## EXERCISE INSTRUCTIONS
Look through the data that follows and copy each line with the string "JSON".

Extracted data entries

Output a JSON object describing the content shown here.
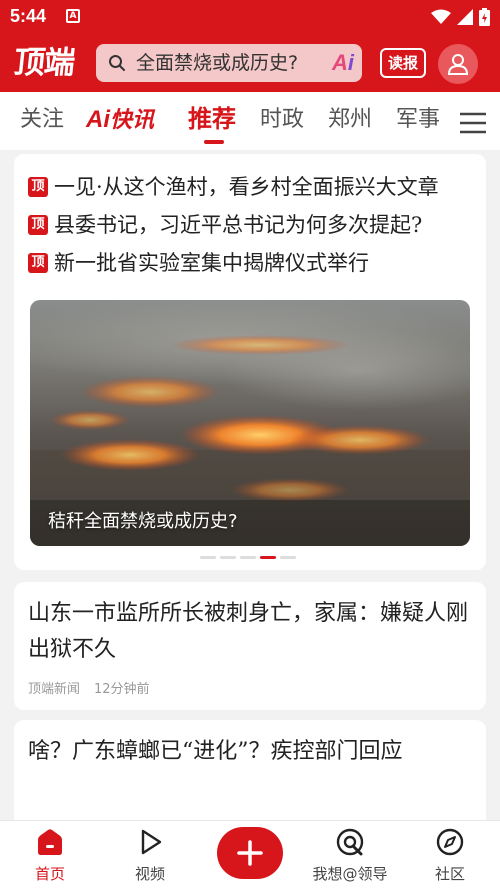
{
  "status_bar": {
    "time": "5:44",
    "app_icon": "A"
  },
  "header": {
    "logo": "顶端",
    "search": {
      "placeholder": "全面禁烧或成历史?",
      "ai_label_a": "A",
      "ai_label_i": "i"
    },
    "dubao_label": "读报"
  },
  "tabs": {
    "items": [
      "关注",
      "快讯",
      "推荐",
      "时政",
      "郑州",
      "军事"
    ],
    "ai_prefix": "Ai",
    "active": "推荐"
  },
  "top_card": {
    "badge": "顶",
    "headlines": [
      "一见·从这个渔村，看乡村全面振兴大文章",
      "县委书记，习近平总书记为何多次提起?",
      "新一批省实验室集中揭牌仪式举行"
    ],
    "hero_caption": "秸秆全面禁烧或成历史?",
    "carousel_active_index": 3,
    "carousel_count": 5
  },
  "news": [
    {
      "title": "山东一市监所所长被刺身亡，家属：嫌疑人刚出狱不久",
      "source": "顶端新闻",
      "time": "12分钟前"
    },
    {
      "title": "啥？广东蟑螂已“进化”？疾控部门回应",
      "source": "",
      "time": ""
    }
  ],
  "bottom_nav": {
    "home": "首页",
    "video": "视频",
    "post": "+",
    "leader": "我想@领导",
    "community": "社区"
  },
  "colors": {
    "brand_red": "#d7161c",
    "ai_purple": "#7b4bd4"
  }
}
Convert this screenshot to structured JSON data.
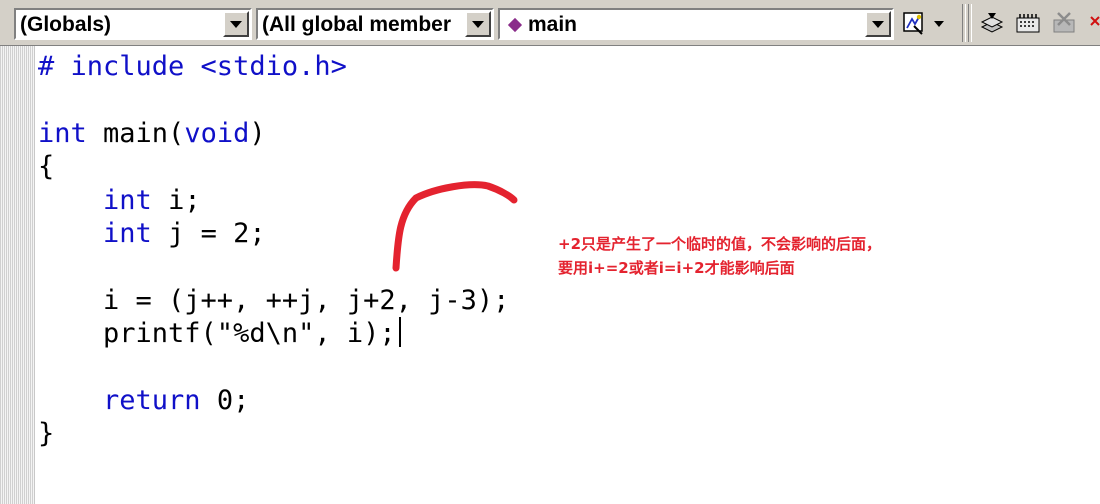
{
  "toolbar": {
    "scope_combo": "(Globals)",
    "members_combo": "(All global member",
    "function_combo": "main",
    "icons": [
      "wizard-bar-icon",
      "dropdown-arrow-icon",
      "compile-icon",
      "build-icon",
      "stop-build-icon"
    ]
  },
  "editor": {
    "lines": [
      [
        {
          "t": "# include <stdio.h>",
          "c": "kw"
        }
      ],
      [],
      [
        {
          "t": "int",
          "c": "kw"
        },
        {
          "t": " main("
        },
        {
          "t": "void",
          "c": "kw"
        },
        {
          "t": ")"
        }
      ],
      [
        {
          "t": "{"
        }
      ],
      [
        {
          "t": "    "
        },
        {
          "t": "int",
          "c": "kw"
        },
        {
          "t": " i;"
        }
      ],
      [
        {
          "t": "    "
        },
        {
          "t": "int",
          "c": "kw"
        },
        {
          "t": " j = 2;"
        }
      ],
      [],
      [
        {
          "t": "    i = (j++, ++j, j+2, j-3);"
        }
      ],
      [
        {
          "t": "    printf(\"%d\\n\", i);"
        }
      ],
      [],
      [
        {
          "t": "    "
        },
        {
          "t": "return",
          "c": "kw"
        },
        {
          "t": " 0;"
        }
      ],
      [
        {
          "t": "}"
        }
      ]
    ],
    "caret_line": 8
  },
  "annotation": {
    "line1": "+2只是产生了一个临时的值，不会影响的后面，",
    "line2": "要用i+=2或者i=i+2才能影响后面",
    "color": "#e4232f"
  },
  "colors": {
    "keyword": "#1010c8",
    "toolbar_bg": "#d4d0c8",
    "function_icon": "#8a2c8a"
  }
}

## YOUR SOLUTION
Output a JSON object describing the content shown here.
Convert this screenshot to structured JSON data.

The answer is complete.